**What the task requires**
Could you reproduce every entry that follows, exactly as shown?

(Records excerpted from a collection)
=-=-=

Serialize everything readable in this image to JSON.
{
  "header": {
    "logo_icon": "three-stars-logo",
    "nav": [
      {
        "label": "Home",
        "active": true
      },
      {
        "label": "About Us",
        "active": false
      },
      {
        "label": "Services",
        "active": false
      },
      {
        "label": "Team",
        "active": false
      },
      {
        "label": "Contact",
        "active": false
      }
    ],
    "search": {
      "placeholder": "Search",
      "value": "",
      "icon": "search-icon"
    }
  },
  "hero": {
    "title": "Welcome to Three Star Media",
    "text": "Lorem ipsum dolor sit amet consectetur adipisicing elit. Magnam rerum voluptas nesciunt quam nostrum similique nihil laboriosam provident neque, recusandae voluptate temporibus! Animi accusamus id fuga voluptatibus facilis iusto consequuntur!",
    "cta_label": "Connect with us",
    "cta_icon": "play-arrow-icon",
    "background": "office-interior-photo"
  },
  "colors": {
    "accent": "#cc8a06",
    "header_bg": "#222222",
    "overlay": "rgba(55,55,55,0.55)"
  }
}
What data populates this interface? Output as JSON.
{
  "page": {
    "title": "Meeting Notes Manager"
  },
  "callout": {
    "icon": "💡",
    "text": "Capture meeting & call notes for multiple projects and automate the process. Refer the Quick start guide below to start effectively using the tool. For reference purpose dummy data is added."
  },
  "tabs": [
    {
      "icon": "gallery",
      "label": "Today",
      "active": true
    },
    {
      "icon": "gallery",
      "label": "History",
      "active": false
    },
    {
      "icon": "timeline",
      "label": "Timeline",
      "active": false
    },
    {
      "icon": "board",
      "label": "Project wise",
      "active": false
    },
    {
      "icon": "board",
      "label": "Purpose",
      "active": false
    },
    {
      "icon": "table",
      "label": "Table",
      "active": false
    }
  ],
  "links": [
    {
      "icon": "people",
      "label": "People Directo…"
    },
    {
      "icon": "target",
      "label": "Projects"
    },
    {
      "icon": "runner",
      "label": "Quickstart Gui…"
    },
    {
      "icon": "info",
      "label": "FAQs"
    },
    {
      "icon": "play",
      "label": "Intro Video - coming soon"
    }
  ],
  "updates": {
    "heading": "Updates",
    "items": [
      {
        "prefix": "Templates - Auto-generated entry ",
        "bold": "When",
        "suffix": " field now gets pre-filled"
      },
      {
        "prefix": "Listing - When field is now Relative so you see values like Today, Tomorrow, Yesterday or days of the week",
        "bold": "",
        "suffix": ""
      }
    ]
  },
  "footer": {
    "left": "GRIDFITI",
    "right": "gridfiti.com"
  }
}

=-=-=

**Solution**
Serialize everything readable in this image to JSON.
{
  "header": {
    "logo_icon": "three-stars-logo",
    "nav": [
      {
        "label": "Home",
        "active": true
      },
      {
        "label": "About Us",
        "active": false
      },
      {
        "label": "Services",
        "active": false
      },
      {
        "label": "Team",
        "active": false
      },
      {
        "label": "Contact",
        "active": false
      }
    ],
    "search": {
      "placeholder": "Search",
      "value": "",
      "icon": "search-icon"
    }
  },
  "hero": {
    "title": "Welcome to Three Star Media",
    "text": "Lorem ipsum dolor sit amet consectetur adipisicing elit. Magnam rerum voluptas nesciunt quam nostrum similique nihil laboriosam provident neque, recusandae voluptate temporibus! Animi accusamus id fuga voluptatibus facilis iusto consequuntur!",
    "cta_label": "Connect with us",
    "cta_icon": "play-arrow-icon",
    "background": "office-interior-photo"
  },
  "colors": {
    "accent": "#cc8a06",
    "header_bg": "#222222",
    "overlay": "rgba(55,55,55,0.55)"
  }
}
What data populates this interface? Output as JSON.
{
  "page": {
    "title": "Meeting Notes Manager"
  },
  "callout": {
    "icon": "💡",
    "text": "Capture meeting & call notes for multiple projects and automate the process. Refer the Quick start guide below to start effectively using the tool. For reference purpose dummy data is added."
  },
  "tabs": [
    {
      "icon": "gallery",
      "label": "Today",
      "active": true
    },
    {
      "icon": "gallery",
      "label": "History",
      "active": false
    },
    {
      "icon": "timeline",
      "label": "Timeline",
      "active": false
    },
    {
      "icon": "board",
      "label": "Project wise",
      "active": false
    },
    {
      "icon": "board",
      "label": "Purpose",
      "active": false
    },
    {
      "icon": "table",
      "label": "Table",
      "active": false
    }
  ],
  "links": [
    {
      "icon": "people",
      "label": "People Directo…"
    },
    {
      "icon": "target",
      "label": "Projects"
    },
    {
      "icon": "runner",
      "label": "Quickstart Gui…"
    },
    {
      "icon": "info",
      "label": "FAQs"
    },
    {
      "icon": "play",
      "label": "Intro Video - coming soon"
    }
  ],
  "updates": {
    "heading": "Updates",
    "items": [
      {
        "prefix": "Templates - Auto-generated entry ",
        "bold": "When",
        "suffix": " field now gets pre-filled"
      },
      {
        "prefix": "Listing - When field is now Relative so you see values like Today, Tomorrow, Yesterday or days of the week",
        "bold": "",
        "suffix": ""
      }
    ]
  },
  "footer": {
    "left": "GRIDFITI",
    "right": "gridfiti.com"
  }
}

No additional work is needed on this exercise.